The New Man—His Character

Scripture clearly contrasts the character of the new man with that of the old man, but in both cases it is the state of the mind that influences the behaviour. Those characterised by the old man are said to “walk in [the] vanity of their mind, being darkened in understanding, estranged from the life of God by reason of the ignorance which is in them, by reason of the hardness of their hearts, who having cast off all feeling, have given themselves up to lasciviousness, to work all uncleanness with greedy unsatisfied lust” (Eph. 4: 17–19). The Christian, however is not ignorant, but “instructed” in Christ, and, as a result, has “put off according to the former conversation the old man which corrupts itself according to the deceitful lusts” and is instead “being renewed in the spirit of your mind … having put on the new man, which according to God is created in truthful righteousness and holiness” (vs. 21–24).

   The old man could not be improved. His history from the fall of Adam to the cross of Christ is proof of this. Indeed, soon after the formation of the old man, we read that “Cain rose up against Abel his brother, and slew him”, and before long, “the earth was full of violence” (Gen. 4: 8; 6: 11). The introduction of the Law only served to expose the sinfulness of man even further, and his awful history culminated in the murder of the Son of God. A new man was therefore needed. Interestingly, the Holy Spirit uses a different word for new in Colossians 3, to that which He uses in Ephesians 2 and 4 (these being the only three chapters in which the new man is so named). In Colossians 3: 10, the word is neos, while in Ephesians 2: 15 and 4: 24, the word is kainos. The first means new abidingly, the second, new altogether. The first can never grow old: it is ever fresh. The second is what has never been before. Both words are needed to describe the new man: it is both new altogether, and abidingly new. Thus the “old man has been crucified” with Christ (Rom. 6: 6)—condemned—while the new man is “created in truthful righteousness and holiness” (Eph. 4: 24)—a new creation. Again, the old man is hopelessly corrupt, the new man is incorruptible, being formed in Christ (see Eph. 2: 15).

A Change of Man

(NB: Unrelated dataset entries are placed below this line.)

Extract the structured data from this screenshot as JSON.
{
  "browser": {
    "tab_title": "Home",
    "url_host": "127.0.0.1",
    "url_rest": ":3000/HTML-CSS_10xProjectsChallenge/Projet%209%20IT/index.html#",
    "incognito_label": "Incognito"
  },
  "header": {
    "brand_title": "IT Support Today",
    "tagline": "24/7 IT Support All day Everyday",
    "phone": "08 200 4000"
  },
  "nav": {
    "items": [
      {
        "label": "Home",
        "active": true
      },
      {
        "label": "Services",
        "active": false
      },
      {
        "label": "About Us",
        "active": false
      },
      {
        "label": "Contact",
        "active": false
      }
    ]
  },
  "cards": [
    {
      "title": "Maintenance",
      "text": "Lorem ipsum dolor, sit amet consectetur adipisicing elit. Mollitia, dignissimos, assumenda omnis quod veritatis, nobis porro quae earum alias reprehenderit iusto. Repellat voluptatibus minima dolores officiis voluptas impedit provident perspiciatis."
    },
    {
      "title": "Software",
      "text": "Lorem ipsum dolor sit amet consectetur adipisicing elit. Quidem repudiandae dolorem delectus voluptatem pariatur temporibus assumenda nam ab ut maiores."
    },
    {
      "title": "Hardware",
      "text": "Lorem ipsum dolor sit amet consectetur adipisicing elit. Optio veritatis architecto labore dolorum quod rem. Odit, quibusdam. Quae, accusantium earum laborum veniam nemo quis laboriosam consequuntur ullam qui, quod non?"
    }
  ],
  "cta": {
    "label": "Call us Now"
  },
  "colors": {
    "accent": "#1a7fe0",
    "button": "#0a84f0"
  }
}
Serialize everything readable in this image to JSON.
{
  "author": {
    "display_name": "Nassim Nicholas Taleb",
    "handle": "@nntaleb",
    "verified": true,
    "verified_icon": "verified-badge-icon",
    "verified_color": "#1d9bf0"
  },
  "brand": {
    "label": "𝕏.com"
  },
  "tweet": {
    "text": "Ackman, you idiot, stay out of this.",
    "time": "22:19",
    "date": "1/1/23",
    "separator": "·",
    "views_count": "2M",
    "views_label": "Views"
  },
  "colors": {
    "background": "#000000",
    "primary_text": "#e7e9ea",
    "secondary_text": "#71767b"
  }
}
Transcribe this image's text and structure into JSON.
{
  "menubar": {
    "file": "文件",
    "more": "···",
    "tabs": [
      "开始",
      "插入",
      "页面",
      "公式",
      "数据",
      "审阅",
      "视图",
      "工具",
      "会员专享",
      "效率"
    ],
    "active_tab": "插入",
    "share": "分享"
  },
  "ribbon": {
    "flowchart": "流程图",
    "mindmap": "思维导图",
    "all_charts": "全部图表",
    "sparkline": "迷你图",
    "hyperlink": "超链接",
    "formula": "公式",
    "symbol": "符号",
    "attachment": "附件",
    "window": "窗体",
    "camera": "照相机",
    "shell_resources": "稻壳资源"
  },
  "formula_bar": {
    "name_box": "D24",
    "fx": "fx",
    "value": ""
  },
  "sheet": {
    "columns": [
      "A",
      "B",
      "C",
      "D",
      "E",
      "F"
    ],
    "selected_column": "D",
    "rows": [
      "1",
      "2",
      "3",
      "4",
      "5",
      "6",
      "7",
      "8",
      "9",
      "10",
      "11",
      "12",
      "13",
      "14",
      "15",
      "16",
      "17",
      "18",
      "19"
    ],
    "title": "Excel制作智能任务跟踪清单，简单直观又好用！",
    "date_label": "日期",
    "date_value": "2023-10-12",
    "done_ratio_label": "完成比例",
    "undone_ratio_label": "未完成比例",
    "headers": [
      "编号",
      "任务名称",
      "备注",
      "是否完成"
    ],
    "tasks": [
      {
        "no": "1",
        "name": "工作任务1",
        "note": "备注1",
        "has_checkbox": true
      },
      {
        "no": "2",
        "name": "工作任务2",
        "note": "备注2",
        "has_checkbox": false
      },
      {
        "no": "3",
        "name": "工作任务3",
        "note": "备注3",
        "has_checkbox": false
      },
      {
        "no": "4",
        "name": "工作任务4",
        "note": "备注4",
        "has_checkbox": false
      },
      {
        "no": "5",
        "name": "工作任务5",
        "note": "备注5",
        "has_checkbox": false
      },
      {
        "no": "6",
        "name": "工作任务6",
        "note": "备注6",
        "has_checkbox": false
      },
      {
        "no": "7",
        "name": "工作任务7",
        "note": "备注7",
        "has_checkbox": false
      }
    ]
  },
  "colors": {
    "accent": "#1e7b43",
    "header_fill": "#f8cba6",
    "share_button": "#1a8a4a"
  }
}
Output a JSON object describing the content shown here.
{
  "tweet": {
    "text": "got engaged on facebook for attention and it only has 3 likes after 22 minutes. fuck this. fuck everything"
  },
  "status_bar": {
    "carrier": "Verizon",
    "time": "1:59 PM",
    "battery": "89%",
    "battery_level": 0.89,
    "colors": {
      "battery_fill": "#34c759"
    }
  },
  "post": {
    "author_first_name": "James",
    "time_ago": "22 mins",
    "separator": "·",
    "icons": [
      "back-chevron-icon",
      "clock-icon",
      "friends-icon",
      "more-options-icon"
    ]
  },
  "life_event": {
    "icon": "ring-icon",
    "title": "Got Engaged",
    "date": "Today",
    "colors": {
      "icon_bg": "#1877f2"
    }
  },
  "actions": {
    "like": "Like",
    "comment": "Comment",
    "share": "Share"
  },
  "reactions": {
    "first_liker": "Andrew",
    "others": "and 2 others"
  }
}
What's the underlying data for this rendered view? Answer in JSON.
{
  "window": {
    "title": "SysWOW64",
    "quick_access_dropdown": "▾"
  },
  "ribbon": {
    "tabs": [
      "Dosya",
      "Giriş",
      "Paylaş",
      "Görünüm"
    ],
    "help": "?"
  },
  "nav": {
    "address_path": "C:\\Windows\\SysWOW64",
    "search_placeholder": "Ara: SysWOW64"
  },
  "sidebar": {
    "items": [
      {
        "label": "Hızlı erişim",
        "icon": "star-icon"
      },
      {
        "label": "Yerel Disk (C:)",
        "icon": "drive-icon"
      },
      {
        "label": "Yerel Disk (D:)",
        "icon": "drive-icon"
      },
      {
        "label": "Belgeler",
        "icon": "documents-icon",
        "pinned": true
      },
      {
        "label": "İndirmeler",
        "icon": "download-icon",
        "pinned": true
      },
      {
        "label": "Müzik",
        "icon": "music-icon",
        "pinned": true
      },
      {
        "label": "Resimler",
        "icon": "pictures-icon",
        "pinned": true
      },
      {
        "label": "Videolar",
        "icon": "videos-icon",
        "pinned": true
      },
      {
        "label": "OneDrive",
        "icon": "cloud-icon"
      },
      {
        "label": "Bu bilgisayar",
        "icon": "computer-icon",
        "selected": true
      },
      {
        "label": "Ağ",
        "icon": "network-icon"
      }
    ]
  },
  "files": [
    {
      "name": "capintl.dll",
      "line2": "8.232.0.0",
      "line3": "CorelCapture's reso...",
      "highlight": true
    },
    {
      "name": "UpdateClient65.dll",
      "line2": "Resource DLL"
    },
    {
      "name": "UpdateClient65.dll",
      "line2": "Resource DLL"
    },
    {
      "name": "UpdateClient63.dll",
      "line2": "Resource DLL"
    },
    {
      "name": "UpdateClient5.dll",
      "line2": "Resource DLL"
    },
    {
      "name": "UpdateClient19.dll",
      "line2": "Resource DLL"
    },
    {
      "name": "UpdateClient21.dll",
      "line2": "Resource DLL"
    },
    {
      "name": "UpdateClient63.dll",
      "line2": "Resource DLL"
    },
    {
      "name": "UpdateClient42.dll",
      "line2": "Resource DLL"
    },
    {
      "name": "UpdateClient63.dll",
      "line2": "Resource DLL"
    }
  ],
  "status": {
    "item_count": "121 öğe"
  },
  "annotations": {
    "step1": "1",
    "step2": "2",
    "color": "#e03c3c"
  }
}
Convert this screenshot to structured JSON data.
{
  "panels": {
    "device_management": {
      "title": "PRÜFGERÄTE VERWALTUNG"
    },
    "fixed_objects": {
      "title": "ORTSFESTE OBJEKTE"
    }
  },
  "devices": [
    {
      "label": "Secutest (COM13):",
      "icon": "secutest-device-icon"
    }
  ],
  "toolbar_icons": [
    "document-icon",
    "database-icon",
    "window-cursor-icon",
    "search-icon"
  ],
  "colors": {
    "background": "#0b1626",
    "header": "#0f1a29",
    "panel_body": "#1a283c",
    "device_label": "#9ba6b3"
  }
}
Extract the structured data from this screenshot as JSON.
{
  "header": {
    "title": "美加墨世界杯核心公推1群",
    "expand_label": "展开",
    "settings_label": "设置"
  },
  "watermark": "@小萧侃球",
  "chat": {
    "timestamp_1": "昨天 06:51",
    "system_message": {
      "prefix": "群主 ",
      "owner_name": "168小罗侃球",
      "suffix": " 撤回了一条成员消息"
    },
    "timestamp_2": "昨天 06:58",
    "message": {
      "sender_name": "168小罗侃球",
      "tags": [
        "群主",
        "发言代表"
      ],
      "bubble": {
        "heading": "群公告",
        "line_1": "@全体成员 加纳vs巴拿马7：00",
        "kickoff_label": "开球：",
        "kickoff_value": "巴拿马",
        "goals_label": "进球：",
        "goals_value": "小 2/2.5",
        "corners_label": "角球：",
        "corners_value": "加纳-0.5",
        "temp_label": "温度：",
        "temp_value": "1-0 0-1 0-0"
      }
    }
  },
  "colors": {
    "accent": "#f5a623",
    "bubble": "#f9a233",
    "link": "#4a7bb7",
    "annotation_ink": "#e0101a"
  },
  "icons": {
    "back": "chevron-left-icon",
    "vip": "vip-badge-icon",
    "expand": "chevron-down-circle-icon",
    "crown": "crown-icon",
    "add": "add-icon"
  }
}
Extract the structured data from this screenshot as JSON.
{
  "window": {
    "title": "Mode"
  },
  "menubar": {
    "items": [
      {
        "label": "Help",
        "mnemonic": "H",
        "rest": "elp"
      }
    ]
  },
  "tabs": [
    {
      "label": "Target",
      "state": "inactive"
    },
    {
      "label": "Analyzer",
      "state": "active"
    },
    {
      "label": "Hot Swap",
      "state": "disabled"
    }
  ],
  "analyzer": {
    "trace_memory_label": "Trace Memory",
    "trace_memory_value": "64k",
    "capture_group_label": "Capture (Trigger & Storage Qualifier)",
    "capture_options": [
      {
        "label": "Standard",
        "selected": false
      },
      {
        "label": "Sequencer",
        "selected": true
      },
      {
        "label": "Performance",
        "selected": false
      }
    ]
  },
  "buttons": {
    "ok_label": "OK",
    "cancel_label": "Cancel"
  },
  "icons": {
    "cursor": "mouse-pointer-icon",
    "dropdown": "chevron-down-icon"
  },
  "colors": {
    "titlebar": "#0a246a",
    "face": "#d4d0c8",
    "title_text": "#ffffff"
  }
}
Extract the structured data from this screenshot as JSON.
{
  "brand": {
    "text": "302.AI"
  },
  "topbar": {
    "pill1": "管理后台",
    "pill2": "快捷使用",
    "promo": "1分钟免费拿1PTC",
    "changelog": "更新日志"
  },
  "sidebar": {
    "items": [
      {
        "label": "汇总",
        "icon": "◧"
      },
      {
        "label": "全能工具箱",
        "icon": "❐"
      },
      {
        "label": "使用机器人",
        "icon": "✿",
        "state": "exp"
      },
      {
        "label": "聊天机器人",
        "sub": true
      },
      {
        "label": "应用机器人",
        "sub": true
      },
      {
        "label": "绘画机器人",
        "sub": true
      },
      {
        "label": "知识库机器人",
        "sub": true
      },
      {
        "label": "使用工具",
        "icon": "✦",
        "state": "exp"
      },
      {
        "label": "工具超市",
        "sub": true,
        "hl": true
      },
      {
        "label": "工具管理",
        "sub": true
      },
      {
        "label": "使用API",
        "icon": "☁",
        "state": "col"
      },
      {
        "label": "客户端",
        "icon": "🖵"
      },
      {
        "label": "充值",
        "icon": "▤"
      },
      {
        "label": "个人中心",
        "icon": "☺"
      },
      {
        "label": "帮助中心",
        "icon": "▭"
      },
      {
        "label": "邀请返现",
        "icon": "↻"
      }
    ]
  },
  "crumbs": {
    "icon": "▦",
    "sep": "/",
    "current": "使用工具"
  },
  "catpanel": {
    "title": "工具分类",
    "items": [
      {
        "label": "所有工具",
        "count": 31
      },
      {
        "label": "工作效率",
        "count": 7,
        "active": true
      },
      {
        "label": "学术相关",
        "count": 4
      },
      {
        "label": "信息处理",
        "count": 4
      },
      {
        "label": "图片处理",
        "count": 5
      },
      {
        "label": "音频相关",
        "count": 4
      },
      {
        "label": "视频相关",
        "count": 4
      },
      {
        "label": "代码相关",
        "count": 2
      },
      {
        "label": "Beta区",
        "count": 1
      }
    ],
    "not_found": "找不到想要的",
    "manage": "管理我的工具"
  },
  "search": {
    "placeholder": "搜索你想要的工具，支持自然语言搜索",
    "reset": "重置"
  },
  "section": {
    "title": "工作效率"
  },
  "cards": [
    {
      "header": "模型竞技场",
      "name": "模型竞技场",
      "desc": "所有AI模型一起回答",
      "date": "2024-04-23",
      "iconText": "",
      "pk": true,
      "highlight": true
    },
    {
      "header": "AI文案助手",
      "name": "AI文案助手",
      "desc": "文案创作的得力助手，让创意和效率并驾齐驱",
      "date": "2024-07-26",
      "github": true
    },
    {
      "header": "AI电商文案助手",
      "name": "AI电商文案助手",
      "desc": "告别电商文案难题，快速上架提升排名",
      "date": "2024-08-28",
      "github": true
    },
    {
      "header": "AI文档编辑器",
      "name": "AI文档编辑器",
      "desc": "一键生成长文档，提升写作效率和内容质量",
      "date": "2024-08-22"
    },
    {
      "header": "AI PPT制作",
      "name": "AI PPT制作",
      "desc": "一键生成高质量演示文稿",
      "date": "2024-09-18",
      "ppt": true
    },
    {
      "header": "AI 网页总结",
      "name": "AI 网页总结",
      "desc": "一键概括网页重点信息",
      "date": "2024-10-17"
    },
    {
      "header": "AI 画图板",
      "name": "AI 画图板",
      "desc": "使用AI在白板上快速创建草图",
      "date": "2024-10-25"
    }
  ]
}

We have just noted that Ephesians 2: 15 tells us that Christ forms the one new man “in himself” (my emphasis). However in Ephesians 4: 22 and Colossians 3: 9, we are said to have put off the old man and put on the new. These two thoughts are not contradictory. The first refers to what Christ has accomplished through His work at Calvary, the second refers to what has been accomplished through the repentant sinner believing that work to be on his behalf. At the cross, Christ has judicially set the old man aside—crucifixion being not just simply death, but a sentence of condemnation. “Knowing this”—that is, accepting the testimony of God’s Word that “our old man has been crucified with [him]” (Rom. 6: 6)—we form the same judgment as God about that character of man (that is, that he can never please God). Our own efforts can never “put off the old man” (Col. 3: 9), but in believing, we put him where God has put him. Indeed Scripture never supposes the case of a Christian where the old man has not been put off, but always speaks of it as something already done. The old man and the new man are in no way presented as co–existent: the one has come in place of the other. Similarly we are not exhorted to put the new man on, but are told that since it is already done—“[your] having put on the new man” (Eph. 4: 24)—then certain moral characteristics will flow from that fact. A very simple example will suffice. Thus if we have put on “the new man, which according to God is created in truthful righteousness” (v24, my emphasis), then we are to “speak truth every one with his neighbour” (v25, my emphasis). Thus it can be seen that to view the “one new man” (Eph. 2: 15) as simply an abstract concept is a grave mistake. It has serious practical implications.

A Change of Clothing

These practical implications are seen in the clear link that the apostle makes between the renewing of our minds and our having put on the new man: “being renewed in the spirit of your mind … renewed into full knowledge according to [the] image of him that has created him” (Eph. 4: 23; Col. 3: 10). The Greek word used in the first Scripture is ananeoo, while that used in the second is anakainoo, and the connection between neos and kainos is easily seen. Ananeoo refers to a renewal of the spirit of the mind such that the way we think is permanently changed, while anakainoo is being renewed in a way that was entirely unknown until Christ came (a change of mind that is utterly foreign to the old man).

   These things being so, our outlook is changed, and we now see certain things as being inconsistent with having put on the new man. “Once”, we “lived in these things” (Col. 3: 7) as being in accord with “our old man” (Rom. 6: 6), but now we see that his garments (as it were) are unsuited to the new man. A change of clothing is in order, hence we are to “put off, ye also, all [these] things, wrath, anger, malice, blasphemy, vile language out of your mouth. Do not lie to one another, having put off the old man with his deeds” (Col. 3: 8–10). We are to put these things off because we have put off the old man to whom the attire belongs.

   Then there is what we are to put on. Not, mark, that we might become “[the] elect of God, holy and beloved” (Col. 3: 12), but because we are that. Are these ‘clothes’ to be things that we plan to wear in the future, either when we are ready for it, or when we have matured in the faith?  Not according to Scripture, for the words “put on” literally mean ‘to be in the state of having done it’. The problem for so many of us lies in not realising that you cannot put on until you have put off. The new man must be clothed in his new garments, not the garments of the old man, hence: “put on therefore, as [the] elect of God, holy and beloved, bowels of compassion, kindness, lowliness, meekness, long–suffering; forbearing one another, and forgiving one another, if any should have a complaint against any; even as the Christ has forgiven you, so also [do] ye” (vs 12, 13). Note how we begin with what is inside—“bowels of compassion”, and that the completeness of these seven graces is crowned by forgiving as Christ did. He, as ever, is the standard—He has to be, for the new man is formed “in himself” (Eph. 2: 15). Finally, to all these graces, we are to “[add] love, which is the bond of perfectness” (Col. 3: 14)—put on like an overcoat over all our other garments, and without which the new man would not be properly dressed. What will be the effect of adding love? It will bring God’s people together in the “bond of perfectness” (v14).


The bond of perfectness is a good point on which to conclude our study. Though the teaching of Scripture concerning the one new man has only been briefly sketched out, it is my prayer that the soul of the reader might be exercised to find out more about these things. Not just in an intellectual way of course, but to be “instructed in him according as [the] truth is in Jesus” (Eph. 4: 21, my emphasis).